Statistics is concerned with the study of populations. Be they particles, single cells, people, or galaxies, the study of individuals can be just as meaningful as the overall sample.
This is the brief I got when I was asked for a visual inventory of galaxies in the SAMI survey, a huge collaboration of astrophysicists across a few continents. I was to produce an inviting lookup table that combined galaxy pictures (hyper-spectral imaging) along with some listed stats. I argued that the set of pretty pictures of galaxies would not mesh well with tabulated numbers—not only in terms of visual design, but also for context.
Context is half the battle
How many news articles have you read about the biggest whatever in the country / world / universe. True enough, a report about the world’s tallest human does not need context: we know how tall people tend to be so we have a statistical intuition of sorts.

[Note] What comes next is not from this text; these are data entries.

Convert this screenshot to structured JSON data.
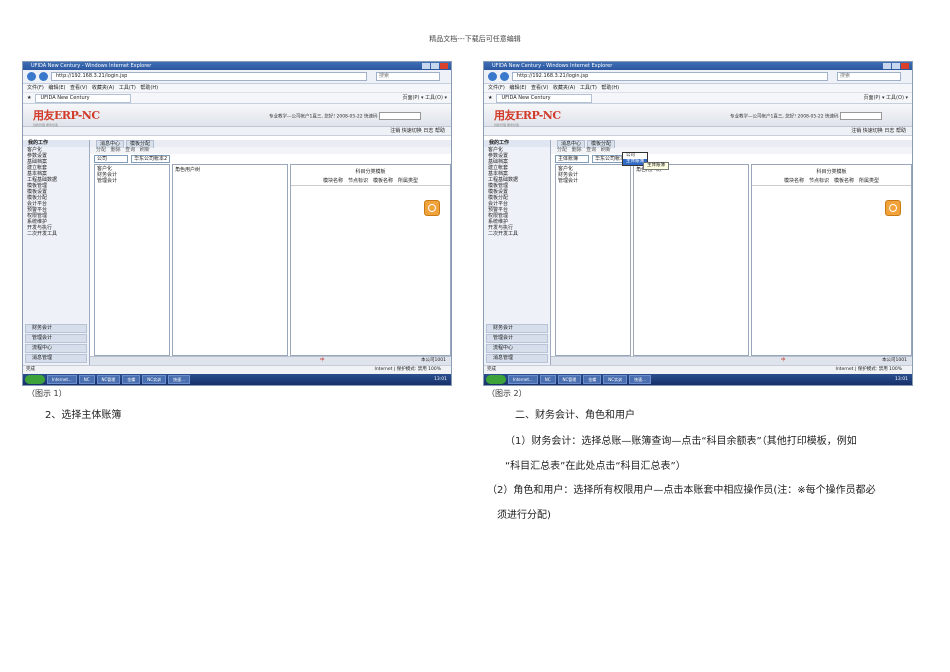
{
  "header_note": "精品文档---下载后可任意编辑",
  "window": {
    "title": "UFIDA New Century - Windows Internet Explorer",
    "url": "http://192.168.3.21/login.jsp",
    "search_placeholder": "搜索",
    "menu": "文件(F)  编辑(E)  查看(V)  收藏夹(A)  工具(T)  帮助(H)",
    "fav_tab": "UFIDA New Century",
    "ie_commands": "页面(P) ▾  工具(O) ▾"
  },
  "app": {
    "logo": "用友ERP-NC",
    "logo_sub": "创新管理  服务创造",
    "banner_info": "专业教学—公司帐户1直三, 您好! 2008-05-22  快速码",
    "top_links": "注销  快速切换  日志  帮助",
    "left_title": "我的工作",
    "left_tree": [
      "客户化",
      "参数设置",
      "基础档案",
      "建立帐套",
      "基本档案",
      "工程基础数据",
      "模板管理",
      "模板设置",
      "模板分配",
      "会计平台",
      "预警平台",
      "权限管理",
      "系统维护",
      "开发与执行",
      "二次开发工具"
    ],
    "left_bottom": [
      "财务会计",
      "管理会计",
      "流程中心",
      "消息管理"
    ],
    "tabs": [
      "消息中心",
      "模板分配"
    ],
    "toolbar": "分配  删除  查询  刷新",
    "select1": "公司",
    "select2": "华东公司帐本2",
    "tree2": [
      "客户化",
      "财务会计",
      "管理会计"
    ],
    "pane2_label": "角色用户树",
    "pane3_caption": "科目分类模板",
    "pane3_headers": [
      "模块名称",
      "节点标识",
      "模板名称",
      "所属类型"
    ],
    "status_center": "中",
    "status_right": "本公司1001",
    "ie_status_left": "完成",
    "ie_status_right": "Internet | 保护模式: 禁用    100%",
    "taskbar_items": [
      "Internet...",
      "NC",
      "NC管理",
      "金蝶",
      "NC实训",
      "快速..."
    ],
    "clock": "13:01"
  },
  "shot2_extra": {
    "select1": "主体账簿",
    "popup": [
      "公司",
      "主体账簿"
    ],
    "tooltip": "主体账簿"
  },
  "captions": {
    "fig1": "（图示 1）",
    "fig2": "（图示 2）"
  },
  "body_text": {
    "step2": "2、选择主体账簿",
    "section": "二、财务会计、角色和用户",
    "p1_line1": "（1）财务会计：选择总账—账簿查询—点击“科目余额表”（其他打印模板，例如",
    "p1_line2": "“科目汇总表”在此处点击“科目汇总表”）",
    "p2_line1": "（2）角色和用户：选择所有权限用户—点击本账套中相应操作员(注：※每个操作员都必",
    "p2_line2": "须进行分配)"
  }
}
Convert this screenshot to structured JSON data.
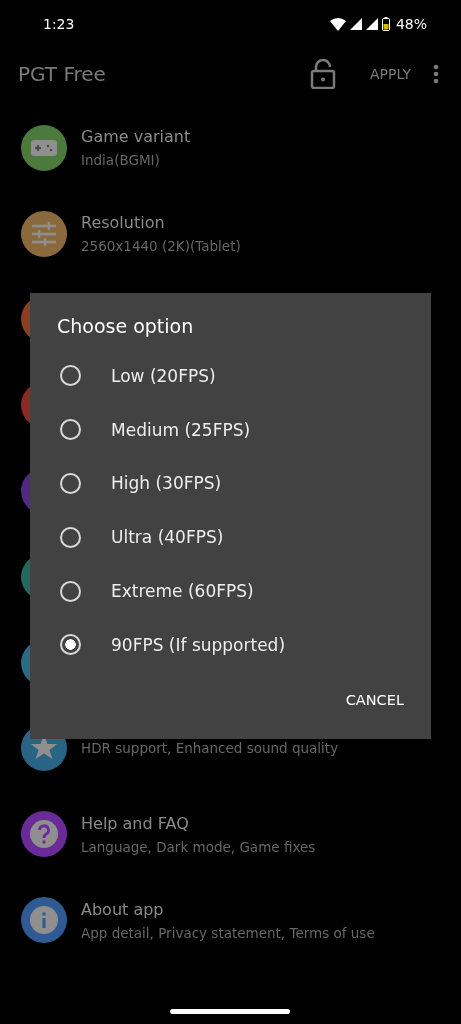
{
  "status_bar": {
    "time": "1:23",
    "battery": "48%"
  },
  "app_bar": {
    "title": "PGT Free",
    "action": "APPLY"
  },
  "settings": [
    {
      "kind": "gamepad",
      "color": "#4c7a3c",
      "title": "Game variant",
      "subtitle": "India(BGMI)"
    },
    {
      "kind": "sliders",
      "color": "#8a6a3c",
      "title": "Resolution",
      "subtitle": "2560x1440 (2K)(Tablet)"
    },
    {
      "kind": "plain",
      "color": "#8c3e22"
    },
    {
      "kind": "plain",
      "color": "#8a2a24"
    },
    {
      "kind": "plain",
      "color": "#4e2a86"
    },
    {
      "kind": "plain",
      "color": "#1f6a5c"
    },
    {
      "kind": "plain",
      "color": "#2a6a82"
    },
    {
      "kind": "star",
      "color": "#2a6484",
      "subtitle": "HDR support, Enhanced sound quality"
    },
    {
      "kind": "question",
      "color": "#6a2a98",
      "title": "Help and FAQ",
      "subtitle": "Language, Dark mode, Game fixes"
    },
    {
      "kind": "info",
      "color": "#2f5a94",
      "title": "About app",
      "subtitle": "App detail, Privacy statement, Terms of use"
    }
  ],
  "dialog": {
    "title": "Choose option",
    "options": [
      {
        "label": "Low (20FPS)",
        "selected": false
      },
      {
        "label": "Medium (25FPS)",
        "selected": false
      },
      {
        "label": "High (30FPS)",
        "selected": false
      },
      {
        "label": "Ultra (40FPS)",
        "selected": false
      },
      {
        "label": "Extreme (60FPS)",
        "selected": false
      },
      {
        "label": "90FPS (If supported)",
        "selected": true
      }
    ],
    "button": "CANCEL"
  }
}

What about the most massive black hole in the universe? If an article were to misreport the number by six orders of magnitude, non-specialist readers would not be able to spot that. After all what’s a million suns between friends?
(Or Waldo, depending on where you grew up).

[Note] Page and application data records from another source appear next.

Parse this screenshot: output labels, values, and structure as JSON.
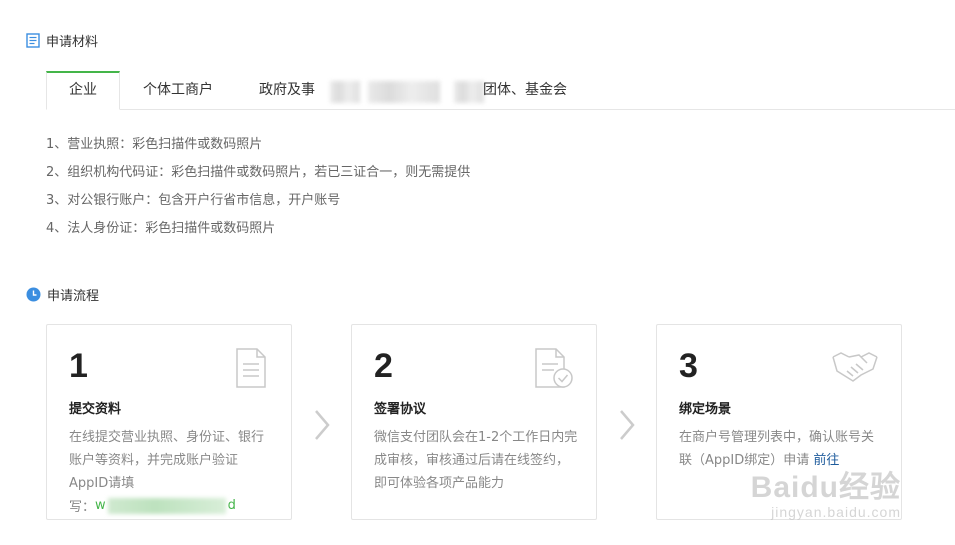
{
  "sections": {
    "materials_title": "申请材料",
    "process_title": "申请流程"
  },
  "tabs": [
    {
      "label": "企业"
    },
    {
      "label": "个体工商户"
    },
    {
      "label": "政府及事"
    },
    {
      "label": "团体、基金会"
    }
  ],
  "materials": [
    "1、营业执照：彩色扫描件或数码照片",
    "2、组织机构代码证：彩色扫描件或数码照片，若已三证合一，则无需提供",
    "3、对公银行账户：包含开户行省市信息，开户账号",
    "4、法人身份证：彩色扫描件或数码照片"
  ],
  "steps": [
    {
      "num": "1",
      "title": "提交资料",
      "desc": "在线提交营业执照、身份证、银行账户等资料，并完成账户验证 AppID请填",
      "extra_prefix": "写：",
      "extra_link_start": "w",
      "extra_link_end": "d",
      "icon": "document-icon"
    },
    {
      "num": "2",
      "title": "签署协议",
      "desc": "微信支付团队会在1-2个工作日内完成审核，审核通过后请在线签约，即可体验各项产品能力",
      "icon": "document-check-icon"
    },
    {
      "num": "3",
      "title": "绑定场景",
      "desc": "在商户号管理列表中，确认账号关联（AppID绑定）申请",
      "link": "前往",
      "icon": "handshake-icon"
    }
  ],
  "watermark": {
    "main": "Baidu经验",
    "sub": "jingyan.baidu.com"
  },
  "colors": {
    "accent_green": "#44b549",
    "link_blue": "#1e5b9c",
    "clock_blue": "#3b8ee0"
  }
}
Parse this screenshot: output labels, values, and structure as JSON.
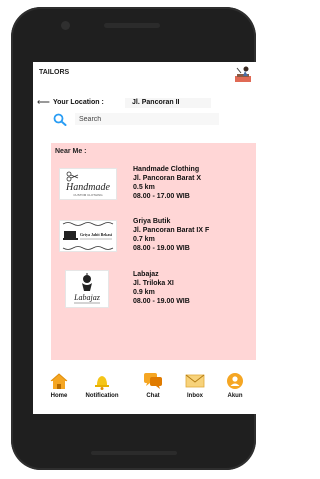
{
  "app": {
    "title": "TAILORS",
    "logo_icon": "tailor-logo-icon"
  },
  "location": {
    "back_icon": "back-arrow-icon",
    "label": "Your Location :",
    "value": "Jl. Pancoran II"
  },
  "search": {
    "icon": "search-icon",
    "placeholder": "Search"
  },
  "near": {
    "title": "Near Me :",
    "shops": [
      {
        "name": "Handmade Clothing",
        "address": "Jl. Pancoran Barat X",
        "distance": "0.5 km",
        "hours": "08.00 - 17.00 WIB",
        "logo_text": "Handmade",
        "logo_subtext": "CUSTOM CLOTHING"
      },
      {
        "name": "Griya Butik",
        "address": "Jl. Pancoran Barat IX F",
        "distance": "0.7 km",
        "hours": "08.00 - 19.00 WIB",
        "logo_text": "Griya Jahit Bekasi",
        "logo_subtext": ""
      },
      {
        "name": "Labajaz",
        "address": "Jl. Triloka XI",
        "distance": "0.9 km",
        "hours": "08.00 - 19.00 WIB",
        "logo_text": "Labajaz",
        "logo_subtext": ""
      }
    ]
  },
  "nav": [
    {
      "label": "Home",
      "icon": "home-icon"
    },
    {
      "label": "Notification",
      "icon": "bell-icon"
    },
    {
      "label": "Chat",
      "icon": "chat-icon"
    },
    {
      "label": "Inbox",
      "icon": "mail-icon"
    },
    {
      "label": "Akun",
      "icon": "account-icon"
    }
  ],
  "colors": {
    "panel": "#ffd6d6",
    "nav_accent": "#f5a623",
    "search_icon": "#2a9df4"
  }
}
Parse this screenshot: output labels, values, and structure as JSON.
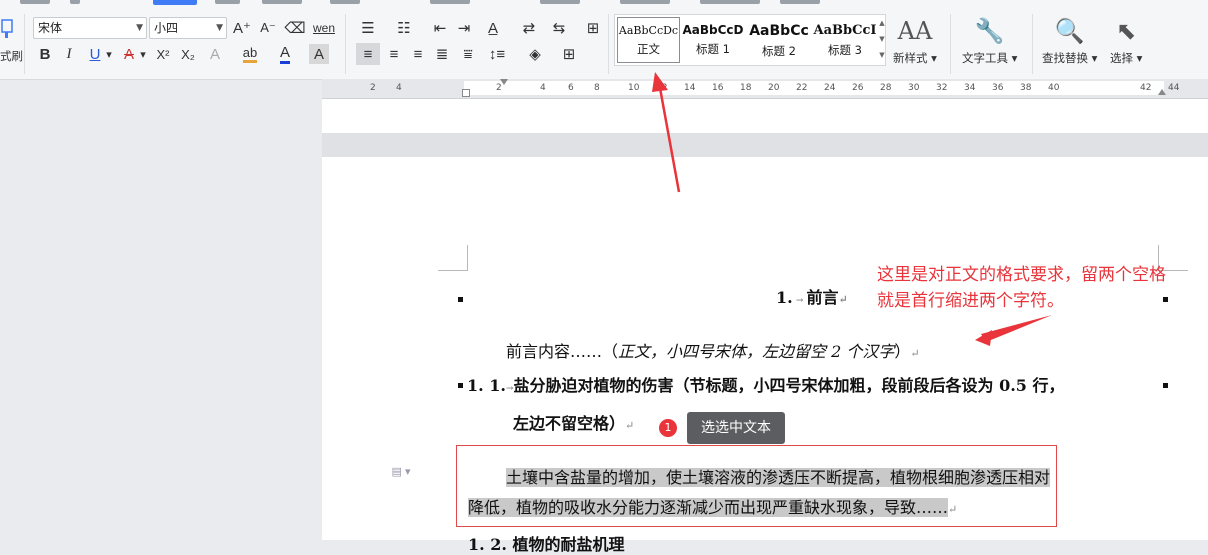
{
  "ribbon": {
    "format_painter_label": "式刷",
    "font_name": "宋体",
    "font_size": "小四",
    "bold": "B",
    "italic": "I",
    "underline": "U",
    "strike": "A",
    "superscript": "X²",
    "subscript": "X₂",
    "font_color": "A",
    "char_shading": "A",
    "grow_font": "A⁺",
    "shrink_font": "A⁻",
    "highlight": "ab",
    "pinyin": "wen",
    "styles": [
      {
        "preview": "AaBbCcDc",
        "name": "正文"
      },
      {
        "preview": "AaBbCcD",
        "name": "标题 1"
      },
      {
        "preview": "AaBbCc",
        "name": "标题 2"
      },
      {
        "preview": "AaBbCcI",
        "name": "标题 3"
      }
    ],
    "new_style_label": "新样式",
    "text_tool_label": "文字工具",
    "find_replace_label": "查找替换",
    "select_label": "选择"
  },
  "ruler": {
    "ticks": [
      "2",
      "4",
      "2",
      "4",
      "6",
      "8",
      "10",
      "12",
      "14",
      "16",
      "18",
      "20",
      "22",
      "24",
      "26",
      "28",
      "30",
      "32",
      "34",
      "36",
      "38",
      "40",
      "42",
      "44"
    ]
  },
  "document": {
    "heading_number": "1.",
    "heading_text": "前言",
    "body_intro": "前言内容……（",
    "body_italic": "正文，小四号宋体，左边留空 2 个汉字",
    "body_close": "）",
    "sub_number": "1. 1.",
    "sub_title_line1": "盐分胁迫对植物的伤害（节标题，小四号宋体加粗，段前段后各设为 0.5 行，",
    "sub_title_line2": "左边不留空格）",
    "para_line1": "土壤中含盐量的增加，使土壤溶液的渗透压不断提高，植物根细胞渗透压相对",
    "para_line2": "降低，植物的吸收水分能力逐渐减少而出现严重缺水现象，导致……",
    "next_heading": "1. 2. 植物的耐盐机理"
  },
  "annotation": {
    "line1": "这里是对正文的格式要求，留两个空格",
    "line2": "就是首行缩进两个字符。"
  },
  "tooltip": {
    "badge": "1",
    "text": "选选中文本"
  },
  "colors": {
    "accent": "#e8343a",
    "tooltip_bg": "#5b5d61",
    "selection": "#c9c9c9"
  }
}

What we need in most circumstances is to simultaneously visualise the individual as well as its parent population. That is the objective of the Starfish diagram.

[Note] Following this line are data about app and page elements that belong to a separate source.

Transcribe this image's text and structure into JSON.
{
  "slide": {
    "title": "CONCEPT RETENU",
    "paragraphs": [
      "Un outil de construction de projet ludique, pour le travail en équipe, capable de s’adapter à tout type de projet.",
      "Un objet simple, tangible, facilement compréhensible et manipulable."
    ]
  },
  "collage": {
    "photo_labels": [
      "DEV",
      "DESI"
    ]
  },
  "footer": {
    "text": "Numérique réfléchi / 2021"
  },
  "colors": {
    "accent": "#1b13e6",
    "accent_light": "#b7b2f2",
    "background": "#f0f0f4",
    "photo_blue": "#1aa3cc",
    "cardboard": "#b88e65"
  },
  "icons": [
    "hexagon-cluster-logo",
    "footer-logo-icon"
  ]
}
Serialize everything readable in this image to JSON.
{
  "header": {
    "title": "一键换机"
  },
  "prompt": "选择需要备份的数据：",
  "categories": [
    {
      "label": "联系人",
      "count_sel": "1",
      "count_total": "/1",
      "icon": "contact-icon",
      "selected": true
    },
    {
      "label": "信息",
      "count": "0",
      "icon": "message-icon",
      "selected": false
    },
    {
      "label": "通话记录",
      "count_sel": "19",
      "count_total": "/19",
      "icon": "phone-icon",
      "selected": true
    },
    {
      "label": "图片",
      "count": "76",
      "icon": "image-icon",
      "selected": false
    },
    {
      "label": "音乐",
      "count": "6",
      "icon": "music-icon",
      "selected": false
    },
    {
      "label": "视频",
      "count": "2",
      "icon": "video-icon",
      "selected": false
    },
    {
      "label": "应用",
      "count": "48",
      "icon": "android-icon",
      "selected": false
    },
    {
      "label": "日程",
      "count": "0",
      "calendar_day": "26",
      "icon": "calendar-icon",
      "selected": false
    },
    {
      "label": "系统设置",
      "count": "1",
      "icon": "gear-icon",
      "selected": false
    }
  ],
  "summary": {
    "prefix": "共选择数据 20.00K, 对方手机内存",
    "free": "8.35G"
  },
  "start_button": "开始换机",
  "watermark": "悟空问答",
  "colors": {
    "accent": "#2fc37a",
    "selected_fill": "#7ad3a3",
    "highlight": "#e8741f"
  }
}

Each leg is a histogram.
Instead of sitting on the x-axis, the bars are balanced symmetrically across it. (For the vis nuts out there: if we were to plot the kernel density it would be violin plot).
We can drop the axis line since the bars clearly imply its presence, just for styling. The final touch is to indicate where the individual lies: just circle the histogram bin.
Then we rotate each leg to provide the overall arrangement, and that’s it. Simple!
The sky is the limit in terms of applications
This technique can be applied to any situation where an individual needs to be placed in a greater context. The design partly drew inspiration from video games so I made a school of starfish on basketball stats for the original journal article. But there are really no limits here. This can be used by demographers, scientists, product analysts, statisticians, you name it.
If this sounds useful just get in touch : )